Most such areas were at the headwaters of major rivers and far from Comanches’ principal hunting and wintering grounds, but when the bison gravitated toward these perpheral habitats, they were blocked there as well. Southern Comanchería near the Texas frontier was the home for massive herds of wild horses, which had virtually taken over the region’s river valleys and resources. On the western portion of the Llano Estacado, at the headwaters of the Canadian, Red, and Brazos rivers and their tributaries, the bison had to compete for grass, water, and shelter with thousands of sheep driven there each winter by New Mexican herders, pastores. Perhaps most disastrously, freighting along the Santa Fe Trail grew into a large-scale industry in the early 1840s. A typical trade caravan consisted of some two dozen freight wagons and several hundred oxen and mules, and each year hundreds of such caravans trekked back and forth along the Arkansas corridor, destroying vegetation, polluting springs, accelerating erosion, and driving out the bison from their last ecological niches in the valley. It is also possible that the traders’ livestock introduced anthrax, brucellosis, and other bovine diseases to the bison herds….
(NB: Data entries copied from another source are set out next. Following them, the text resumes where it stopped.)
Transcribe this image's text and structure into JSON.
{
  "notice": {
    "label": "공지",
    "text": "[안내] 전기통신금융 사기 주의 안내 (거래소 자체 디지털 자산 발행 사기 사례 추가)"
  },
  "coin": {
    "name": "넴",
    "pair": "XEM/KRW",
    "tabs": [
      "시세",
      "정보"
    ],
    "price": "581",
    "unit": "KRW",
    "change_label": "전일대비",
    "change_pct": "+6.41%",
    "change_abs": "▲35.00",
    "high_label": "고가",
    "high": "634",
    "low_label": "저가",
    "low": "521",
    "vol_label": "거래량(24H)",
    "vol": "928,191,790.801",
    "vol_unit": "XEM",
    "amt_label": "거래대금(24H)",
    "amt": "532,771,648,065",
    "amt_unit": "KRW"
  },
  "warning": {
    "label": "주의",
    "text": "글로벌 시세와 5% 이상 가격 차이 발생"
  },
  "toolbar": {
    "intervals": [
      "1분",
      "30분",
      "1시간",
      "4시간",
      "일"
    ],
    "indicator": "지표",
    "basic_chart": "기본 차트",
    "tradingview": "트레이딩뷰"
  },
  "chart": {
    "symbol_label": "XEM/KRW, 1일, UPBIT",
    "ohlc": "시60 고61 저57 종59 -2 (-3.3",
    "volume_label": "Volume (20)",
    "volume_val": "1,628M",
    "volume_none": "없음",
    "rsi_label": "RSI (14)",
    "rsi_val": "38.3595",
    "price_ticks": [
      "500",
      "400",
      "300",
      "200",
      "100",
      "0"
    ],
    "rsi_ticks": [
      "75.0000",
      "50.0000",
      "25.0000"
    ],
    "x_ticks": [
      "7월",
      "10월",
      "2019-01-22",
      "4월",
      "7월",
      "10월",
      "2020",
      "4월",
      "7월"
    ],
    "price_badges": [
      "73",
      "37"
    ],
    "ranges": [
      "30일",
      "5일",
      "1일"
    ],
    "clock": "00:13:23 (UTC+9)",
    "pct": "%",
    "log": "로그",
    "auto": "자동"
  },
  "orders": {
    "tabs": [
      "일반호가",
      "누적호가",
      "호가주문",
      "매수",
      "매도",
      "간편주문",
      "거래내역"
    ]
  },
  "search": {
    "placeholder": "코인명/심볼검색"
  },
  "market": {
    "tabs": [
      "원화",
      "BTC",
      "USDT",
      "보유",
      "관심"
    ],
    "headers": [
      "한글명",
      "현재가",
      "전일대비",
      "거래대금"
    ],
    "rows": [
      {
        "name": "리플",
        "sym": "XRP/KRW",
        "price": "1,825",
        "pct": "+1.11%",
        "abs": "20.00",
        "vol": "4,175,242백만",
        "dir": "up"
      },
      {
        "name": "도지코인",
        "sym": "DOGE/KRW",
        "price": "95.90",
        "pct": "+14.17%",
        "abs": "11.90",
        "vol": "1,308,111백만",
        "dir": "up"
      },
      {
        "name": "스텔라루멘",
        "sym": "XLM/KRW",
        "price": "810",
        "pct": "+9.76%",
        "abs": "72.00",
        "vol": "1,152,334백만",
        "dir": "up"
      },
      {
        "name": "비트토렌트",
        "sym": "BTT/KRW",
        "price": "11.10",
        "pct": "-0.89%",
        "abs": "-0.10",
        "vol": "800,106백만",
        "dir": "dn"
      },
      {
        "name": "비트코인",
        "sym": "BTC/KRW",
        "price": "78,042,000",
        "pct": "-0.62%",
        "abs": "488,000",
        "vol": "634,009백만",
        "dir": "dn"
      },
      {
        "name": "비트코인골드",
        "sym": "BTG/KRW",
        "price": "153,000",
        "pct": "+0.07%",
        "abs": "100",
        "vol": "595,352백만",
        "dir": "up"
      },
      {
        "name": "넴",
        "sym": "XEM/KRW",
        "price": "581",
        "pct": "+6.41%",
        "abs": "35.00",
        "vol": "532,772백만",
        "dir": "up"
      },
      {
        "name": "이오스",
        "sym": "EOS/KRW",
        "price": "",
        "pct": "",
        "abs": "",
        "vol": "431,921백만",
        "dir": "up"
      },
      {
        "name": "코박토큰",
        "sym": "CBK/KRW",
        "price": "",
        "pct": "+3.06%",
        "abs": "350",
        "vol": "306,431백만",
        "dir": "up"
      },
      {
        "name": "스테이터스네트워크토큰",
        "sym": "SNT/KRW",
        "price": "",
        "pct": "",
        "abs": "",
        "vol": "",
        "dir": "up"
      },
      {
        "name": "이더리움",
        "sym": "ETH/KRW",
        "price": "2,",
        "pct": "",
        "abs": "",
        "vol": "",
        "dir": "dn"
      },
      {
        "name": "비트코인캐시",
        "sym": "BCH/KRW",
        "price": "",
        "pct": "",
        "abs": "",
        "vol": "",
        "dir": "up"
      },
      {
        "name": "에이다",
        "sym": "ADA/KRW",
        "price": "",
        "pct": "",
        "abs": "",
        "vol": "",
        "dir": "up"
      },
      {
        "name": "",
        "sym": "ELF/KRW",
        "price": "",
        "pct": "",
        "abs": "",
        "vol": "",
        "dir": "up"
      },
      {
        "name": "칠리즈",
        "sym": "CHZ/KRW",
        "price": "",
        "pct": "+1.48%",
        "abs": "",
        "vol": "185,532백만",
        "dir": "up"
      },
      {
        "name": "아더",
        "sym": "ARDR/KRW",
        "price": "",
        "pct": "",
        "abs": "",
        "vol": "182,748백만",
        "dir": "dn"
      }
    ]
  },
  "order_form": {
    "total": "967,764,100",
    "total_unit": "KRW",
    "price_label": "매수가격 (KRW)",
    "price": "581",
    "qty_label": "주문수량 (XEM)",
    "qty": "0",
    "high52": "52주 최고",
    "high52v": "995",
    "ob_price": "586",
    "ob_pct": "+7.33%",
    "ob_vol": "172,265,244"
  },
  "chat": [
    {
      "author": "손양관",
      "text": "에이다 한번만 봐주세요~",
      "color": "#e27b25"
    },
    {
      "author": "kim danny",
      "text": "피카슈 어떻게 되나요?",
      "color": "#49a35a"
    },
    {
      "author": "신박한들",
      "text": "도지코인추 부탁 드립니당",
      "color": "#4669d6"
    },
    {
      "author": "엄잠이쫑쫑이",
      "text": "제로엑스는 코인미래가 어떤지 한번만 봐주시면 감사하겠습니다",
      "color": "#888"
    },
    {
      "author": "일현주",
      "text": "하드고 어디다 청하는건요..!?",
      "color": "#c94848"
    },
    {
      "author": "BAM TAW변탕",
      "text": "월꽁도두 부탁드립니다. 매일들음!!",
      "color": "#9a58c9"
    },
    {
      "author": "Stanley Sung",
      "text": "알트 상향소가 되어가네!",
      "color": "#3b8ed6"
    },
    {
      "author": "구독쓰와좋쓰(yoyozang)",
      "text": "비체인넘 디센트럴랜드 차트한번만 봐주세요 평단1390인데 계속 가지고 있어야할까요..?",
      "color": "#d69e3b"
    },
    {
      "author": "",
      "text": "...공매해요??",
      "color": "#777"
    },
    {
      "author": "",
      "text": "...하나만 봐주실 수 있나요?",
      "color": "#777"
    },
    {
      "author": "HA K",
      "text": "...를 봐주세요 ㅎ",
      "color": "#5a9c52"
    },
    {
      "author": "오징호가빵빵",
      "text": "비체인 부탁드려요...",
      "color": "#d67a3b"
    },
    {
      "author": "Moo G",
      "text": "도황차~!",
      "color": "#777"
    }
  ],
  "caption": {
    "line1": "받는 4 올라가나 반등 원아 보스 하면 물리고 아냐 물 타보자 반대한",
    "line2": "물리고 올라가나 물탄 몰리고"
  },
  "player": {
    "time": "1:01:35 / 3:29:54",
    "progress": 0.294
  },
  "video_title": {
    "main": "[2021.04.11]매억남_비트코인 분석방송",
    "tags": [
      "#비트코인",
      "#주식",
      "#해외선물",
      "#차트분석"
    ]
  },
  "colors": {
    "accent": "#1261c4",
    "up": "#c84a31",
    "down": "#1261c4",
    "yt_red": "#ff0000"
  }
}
In 1845 a long and intense dry spell struck Comanchería. The rains resumed briefly around 1850, but the drought returned and lasted in varying degrees until the mid-1860s. As the rains failed or came only as drizzles, springs, ponds, and creeks dried up and rivers shrank to trickles….
Although an unexpected climatic swing brought on the bison crisis, the Comanches’ actions had contributed to the shortage. By monopolizing the river basins for their horses, by slaughtering vast numbers of bison for subsistence and for trade, and by opening their hunting grounds to outsiders, Comanches had critically undercut the viability of the bison population, rendering it vulnerable to ecological reversals.